Return the complete listing without omission.

*** SOURCE MATERIAL Section Begins ***

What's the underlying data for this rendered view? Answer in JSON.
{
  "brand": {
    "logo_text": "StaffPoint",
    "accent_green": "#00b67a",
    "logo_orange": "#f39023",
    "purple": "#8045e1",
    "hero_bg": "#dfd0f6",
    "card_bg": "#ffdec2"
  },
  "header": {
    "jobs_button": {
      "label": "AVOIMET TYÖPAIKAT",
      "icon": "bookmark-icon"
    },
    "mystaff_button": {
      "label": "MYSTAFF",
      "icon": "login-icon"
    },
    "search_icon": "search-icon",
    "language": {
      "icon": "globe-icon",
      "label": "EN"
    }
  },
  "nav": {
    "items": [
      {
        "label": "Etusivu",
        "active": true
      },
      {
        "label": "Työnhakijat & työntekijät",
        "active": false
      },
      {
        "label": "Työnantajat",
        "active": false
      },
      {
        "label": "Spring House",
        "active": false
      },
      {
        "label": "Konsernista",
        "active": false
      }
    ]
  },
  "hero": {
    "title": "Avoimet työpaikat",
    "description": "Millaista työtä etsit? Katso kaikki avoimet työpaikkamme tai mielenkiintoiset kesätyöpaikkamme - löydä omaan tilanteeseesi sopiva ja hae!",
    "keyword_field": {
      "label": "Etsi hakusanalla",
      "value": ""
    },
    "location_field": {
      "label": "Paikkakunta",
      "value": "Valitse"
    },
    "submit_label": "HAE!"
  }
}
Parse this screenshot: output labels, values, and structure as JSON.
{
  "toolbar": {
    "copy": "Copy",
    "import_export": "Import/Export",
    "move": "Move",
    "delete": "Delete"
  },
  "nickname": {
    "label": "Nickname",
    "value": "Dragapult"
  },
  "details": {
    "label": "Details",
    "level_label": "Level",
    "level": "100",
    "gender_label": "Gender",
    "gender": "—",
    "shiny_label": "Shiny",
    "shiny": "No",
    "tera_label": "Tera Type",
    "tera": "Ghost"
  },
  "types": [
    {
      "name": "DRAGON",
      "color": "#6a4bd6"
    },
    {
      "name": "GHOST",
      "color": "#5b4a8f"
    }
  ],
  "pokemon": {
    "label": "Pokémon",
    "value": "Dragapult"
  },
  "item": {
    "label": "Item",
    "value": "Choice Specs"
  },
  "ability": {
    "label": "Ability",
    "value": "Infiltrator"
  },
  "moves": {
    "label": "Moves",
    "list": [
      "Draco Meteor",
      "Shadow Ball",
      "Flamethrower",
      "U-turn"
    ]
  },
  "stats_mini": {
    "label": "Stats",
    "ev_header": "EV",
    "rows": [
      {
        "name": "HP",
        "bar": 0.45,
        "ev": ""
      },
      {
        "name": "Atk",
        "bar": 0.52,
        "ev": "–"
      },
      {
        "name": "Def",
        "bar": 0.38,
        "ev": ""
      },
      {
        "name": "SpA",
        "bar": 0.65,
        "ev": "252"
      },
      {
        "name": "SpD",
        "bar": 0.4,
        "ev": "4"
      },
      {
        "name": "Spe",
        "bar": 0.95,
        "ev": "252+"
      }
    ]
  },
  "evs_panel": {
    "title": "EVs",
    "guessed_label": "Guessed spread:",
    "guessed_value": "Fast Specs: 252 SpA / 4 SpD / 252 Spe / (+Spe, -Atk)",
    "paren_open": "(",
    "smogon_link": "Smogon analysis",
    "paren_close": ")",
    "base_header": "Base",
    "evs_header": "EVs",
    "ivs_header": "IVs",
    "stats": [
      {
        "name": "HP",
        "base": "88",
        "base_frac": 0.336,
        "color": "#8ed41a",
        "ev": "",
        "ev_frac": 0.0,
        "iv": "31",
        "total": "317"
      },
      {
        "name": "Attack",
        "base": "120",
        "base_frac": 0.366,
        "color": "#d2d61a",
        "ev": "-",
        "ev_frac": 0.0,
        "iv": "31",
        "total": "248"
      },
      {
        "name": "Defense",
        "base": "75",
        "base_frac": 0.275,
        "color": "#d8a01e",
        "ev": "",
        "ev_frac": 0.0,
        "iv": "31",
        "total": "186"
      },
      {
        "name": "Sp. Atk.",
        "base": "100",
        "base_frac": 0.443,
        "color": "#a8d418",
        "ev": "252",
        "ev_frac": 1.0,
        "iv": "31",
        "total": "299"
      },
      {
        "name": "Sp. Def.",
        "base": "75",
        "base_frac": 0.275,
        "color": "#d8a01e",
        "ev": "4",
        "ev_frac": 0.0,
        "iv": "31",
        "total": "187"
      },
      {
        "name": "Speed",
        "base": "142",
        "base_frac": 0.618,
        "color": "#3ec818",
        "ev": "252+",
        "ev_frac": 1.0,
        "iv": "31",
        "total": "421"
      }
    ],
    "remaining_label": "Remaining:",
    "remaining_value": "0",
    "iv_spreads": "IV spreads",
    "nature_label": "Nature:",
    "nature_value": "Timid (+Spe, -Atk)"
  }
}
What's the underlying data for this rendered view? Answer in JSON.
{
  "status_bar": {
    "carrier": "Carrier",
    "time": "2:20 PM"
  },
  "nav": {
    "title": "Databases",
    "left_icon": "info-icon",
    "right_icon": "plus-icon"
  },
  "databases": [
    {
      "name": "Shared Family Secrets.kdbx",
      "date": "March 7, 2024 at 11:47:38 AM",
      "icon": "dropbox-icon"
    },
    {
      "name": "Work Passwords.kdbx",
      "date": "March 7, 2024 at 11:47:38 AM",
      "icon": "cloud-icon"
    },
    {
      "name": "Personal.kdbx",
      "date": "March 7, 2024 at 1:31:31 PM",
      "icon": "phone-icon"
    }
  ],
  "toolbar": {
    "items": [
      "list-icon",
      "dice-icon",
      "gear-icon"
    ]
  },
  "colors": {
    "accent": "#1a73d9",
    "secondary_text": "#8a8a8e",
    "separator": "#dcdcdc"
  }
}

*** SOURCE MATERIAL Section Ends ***

- EXPECTED OUTPUT
What's the underlying data for this rendered view? Answer in JSON.
{
  "brand": {
    "logo_text": "StaffPoint",
    "accent_green": "#00b67a",
    "logo_orange": "#f39023",
    "purple": "#8045e1",
    "hero_bg": "#dfd0f6",
    "card_bg": "#ffdec2"
  },
  "header": {
    "jobs_button": {
      "label": "AVOIMET TYÖPAIKAT",
      "icon": "bookmark-icon"
    },
    "mystaff_button": {
      "label": "MYSTAFF",
      "icon": "login-icon"
    },
    "search_icon": "search-icon",
    "language": {
      "icon": "globe-icon",
      "label": "EN"
    }
  },
  "nav": {
    "items": [
      {
        "label": "Etusivu",
        "active": true
      },
      {
        "label": "Työnhakijat & työntekijät",
        "active": false
      },
      {
        "label": "Työnantajat",
        "active": false
      },
      {
        "label": "Spring House",
        "active": false
      },
      {
        "label": "Konsernista",
        "active": false
      }
    ]
  },
  "hero": {
    "title": "Avoimet työpaikat",
    "description": "Millaista työtä etsit? Katso kaikki avoimet työpaikkamme tai mielenkiintoiset kesätyöpaikkamme - löydä omaan tilanteeseesi sopiva ja hae!",
    "keyword_field": {
      "label": "Etsi hakusanalla",
      "value": ""
    },
    "location_field": {
      "label": "Paikkakunta",
      "value": "Valitse"
    },
    "submit_label": "HAE!"
  }
}
Parse this screenshot: output labels, values, and structure as JSON.
{
  "toolbar": {
    "copy": "Copy",
    "import_export": "Import/Export",
    "move": "Move",
    "delete": "Delete"
  },
  "nickname": {
    "label": "Nickname",
    "value": "Dragapult"
  },
  "details": {
    "label": "Details",
    "level_label": "Level",
    "level": "100",
    "gender_label": "Gender",
    "gender": "—",
    "shiny_label": "Shiny",
    "shiny": "No",
    "tera_label": "Tera Type",
    "tera": "Ghost"
  },
  "types": [
    {
      "name": "DRAGON",
      "color": "#6a4bd6"
    },
    {
      "name": "GHOST",
      "color": "#5b4a8f"
    }
  ],
  "pokemon": {
    "label": "Pokémon",
    "value": "Dragapult"
  },
  "item": {
    "label": "Item",
    "value": "Choice Specs"
  },
  "ability": {
    "label": "Ability",
    "value": "Infiltrator"
  },
  "moves": {
    "label": "Moves",
    "list": [
      "Draco Meteor",
      "Shadow Ball",
      "Flamethrower",
      "U-turn"
    ]
  },
  "stats_mini": {
    "label": "Stats",
    "ev_header": "EV",
    "rows": [
      {
        "name": "HP",
        "bar": 0.45,
        "ev": ""
      },
      {
        "name": "Atk",
        "bar": 0.52,
        "ev": "–"
      },
      {
        "name": "Def",
        "bar": 0.38,
        "ev": ""
      },
      {
        "name": "SpA",
        "bar": 0.65,
        "ev": "252"
      },
      {
        "name": "SpD",
        "bar": 0.4,
        "ev": "4"
      },
      {
        "name": "Spe",
        "bar": 0.95,
        "ev": "252+"
      }
    ]
  },
  "evs_panel": {
    "title": "EVs",
    "guessed_label": "Guessed spread:",
    "guessed_value": "Fast Specs: 252 SpA / 4 SpD / 252 Spe / (+Spe, -Atk)",
    "paren_open": "(",
    "smogon_link": "Smogon analysis",
    "paren_close": ")",
    "base_header": "Base",
    "evs_header": "EVs",
    "ivs_header": "IVs",
    "stats": [
      {
        "name": "HP",
        "base": "88",
        "base_frac": 0.336,
        "color": "#8ed41a",
        "ev": "",
        "ev_frac": 0.0,
        "iv": "31",
        "total": "317"
      },
      {
        "name": "Attack",
        "base": "120",
        "base_frac": 0.366,
        "color": "#d2d61a",
        "ev": "-",
        "ev_frac": 0.0,
        "iv": "31",
        "total": "248"
      },
      {
        "name": "Defense",
        "base": "75",
        "base_frac": 0.275,
        "color": "#d8a01e",
        "ev": "",
        "ev_frac": 0.0,
        "iv": "31",
        "total": "186"
      },
      {
        "name": "Sp. Atk.",
        "base": "100",
        "base_frac": 0.443,
        "color": "#a8d418",
        "ev": "252",
        "ev_frac": 1.0,
        "iv": "31",
        "total": "299"
      },
      {
        "name": "Sp. Def.",
        "base": "75",
        "base_frac": 0.275,
        "color": "#d8a01e",
        "ev": "4",
        "ev_frac": 0.0,
        "iv": "31",
        "total": "187"
      },
      {
        "name": "Speed",
        "base": "142",
        "base_frac": 0.618,
        "color": "#3ec818",
        "ev": "252+",
        "ev_frac": 1.0,
        "iv": "31",
        "total": "421"
      }
    ],
    "remaining_label": "Remaining:",
    "remaining_value": "0",
    "iv_spreads": "IV spreads",
    "nature_label": "Nature:",
    "nature_value": "Timid (+Spe, -Atk)"
  }
}
What's the underlying data for this rendered view? Answer in JSON.
{
  "status_bar": {
    "carrier": "Carrier",
    "time": "2:20 PM"
  },
  "nav": {
    "title": "Databases",
    "left_icon": "info-icon",
    "right_icon": "plus-icon"
  },
  "databases": [
    {
      "name": "Shared Family Secrets.kdbx",
      "date": "March 7, 2024 at 11:47:38 AM",
      "icon": "dropbox-icon"
    },
    {
      "name": "Work Passwords.kdbx",
      "date": "March 7, 2024 at 11:47:38 AM",
      "icon": "cloud-icon"
    },
    {
      "name": "Personal.kdbx",
      "date": "March 7, 2024 at 1:31:31 PM",
      "icon": "phone-icon"
    }
  ],
  "toolbar": {
    "items": [
      "list-icon",
      "dice-icon",
      "gear-icon"
    ]
  },
  "colors": {
    "accent": "#1a73d9",
    "secondary_text": "#8a8a8e",
    "separator": "#dcdcdc"
  }
}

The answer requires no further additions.